* [About this task]: What is needed is the number of lines below that contain the string "Street", with no other text.

==============================

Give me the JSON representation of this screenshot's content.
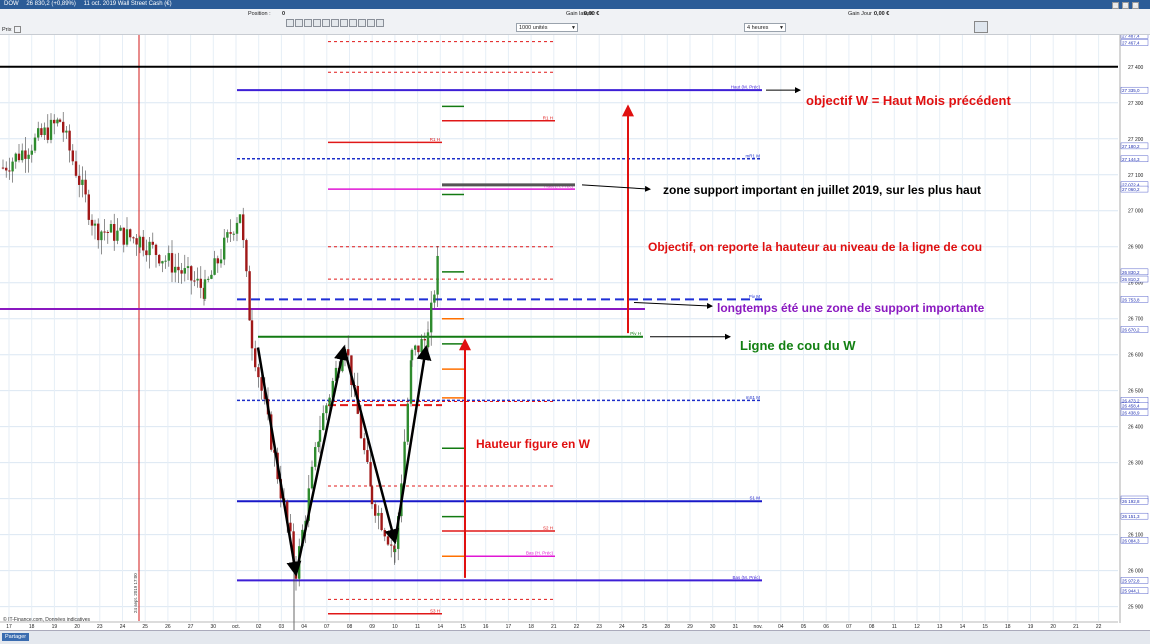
{
  "titlebar": {
    "items": [
      "DOW",
      "26 830,2 (+0,89%)",
      "11 oct. 2019 Wall Street Cash (€)"
    ]
  },
  "toolbar": {
    "position_label": "Position :",
    "position_value": "0",
    "gain_latent_label": "Gain latent :",
    "gain_latent_value": "0,00 €",
    "gain_jour_label": "Gain Jour :",
    "gain_jour_value": "0,00 €",
    "units_select": "1000 unités",
    "interval_select": "4 heures",
    "price_label": "Prix"
  },
  "chart_data": {
    "type": "candlestick",
    "instrument": "DOW - Wall Street Cash (€)",
    "last_price": "26 830,2",
    "change": "+0,89%",
    "x_tick_labels": [
      "17",
      "18",
      "19",
      "20",
      "23",
      "24",
      "25",
      "26",
      "27",
      "30",
      "oct.",
      "02",
      "03",
      "04",
      "07",
      "08",
      "09",
      "10",
      "11",
      "14",
      "15",
      "16",
      "17",
      "18",
      "21",
      "22",
      "23",
      "24",
      "25",
      "28",
      "29",
      "30",
      "31",
      "nov.",
      "04",
      "05",
      "06",
      "07",
      "08",
      "11",
      "12",
      "13",
      "14",
      "15",
      "18",
      "19",
      "20",
      "21",
      "22"
    ],
    "y_tick_labels": [
      "27 400",
      "27 300",
      "27 200",
      "27 100",
      "27 000",
      "26 900",
      "26 800",
      "26 700",
      "26 600",
      "26 500",
      "26 400",
      "26 300",
      "26 200",
      "26 100",
      "26 000",
      "25 900"
    ],
    "y_range": [
      25860,
      27480
    ],
    "price_tags": [
      "27 487,4",
      "27 467,4",
      "27 335,0",
      "27 180,2",
      "27 144,3",
      "27 072,4",
      "27 060,2",
      "26 830,2",
      "26 810,2",
      "26 753,8",
      "26 670,2",
      "26 473,2",
      "26 458,4",
      "26 438,9",
      "26 199,0",
      "26 192,8",
      "26 151,3",
      "26 084,3",
      "25 972,8",
      "25 944,1"
    ],
    "horizontal_lines": [
      {
        "label": "Haut (M. Préc)",
        "value": 27335.0,
        "color": "#3d1fd6",
        "style": "solid"
      },
      {
        "label": "mR1 M",
        "value": 27144.3,
        "color": "#1d2fc9",
        "style": "dotted"
      },
      {
        "label": "Haut (H. Préc)",
        "value": 27060.2,
        "color": "#e016d4",
        "style": "solid"
      },
      {
        "label": "Piv M",
        "value": 26753.8,
        "color": "#1f2fd6",
        "style": "dashed"
      },
      {
        "label": "Piv H",
        "value": 26650.0,
        "color": "#127a12",
        "style": "solid"
      },
      {
        "label": "mS1 M",
        "value": 26473.2,
        "color": "#1d2fc9",
        "style": "dotted"
      },
      {
        "label": "S1 M",
        "value": 26192.8,
        "color": "#1818c8",
        "style": "solid"
      },
      {
        "label": "Bas (M. Préc)",
        "value": 25972.8,
        "color": "#3d1fd6",
        "style": "solid"
      },
      {
        "label": "Bas (H. Préc)",
        "value": 26040.0,
        "color": "#e016d4",
        "style": "solid"
      },
      {
        "label": "R1 H",
        "value": 27190.0,
        "color": "#e01818",
        "style": "solid"
      },
      {
        "label": "R1 H",
        "value": 27250.0,
        "color": "#e01818",
        "style": "solid"
      },
      {
        "label": "S2 H",
        "value": 26110.0,
        "color": "#e01818",
        "style": "solid"
      },
      {
        "label": "S3 H",
        "value": 25880.0,
        "color": "#e01818",
        "style": "solid"
      }
    ],
    "annotations": [
      "objectif W = Haut Mois précédent",
      "zone support important en juillet 2019, sur les plus haut",
      "Objectif, on reporte la hauteur au niveau de la ligne de cou",
      "longtemps été une zone de support importante",
      "Ligne de cou du W",
      "Hauteur figure en W"
    ],
    "vertical_marker_label": "24 sept. 2019 17:00",
    "footer_text": "© IT-Finance.com, Données indicatives"
  },
  "bottombar": {
    "share_label": "Partager"
  },
  "colors": {
    "titlebar": "#2b5c97",
    "up_candle": "#2e8b2e",
    "down_candle": "#a01818",
    "annotation_red": "#e01010",
    "annotation_purple": "#8a18c0",
    "annotation_green": "#128012",
    "annotation_black": "#000000"
  }
}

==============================

* [Exercise answer]: 2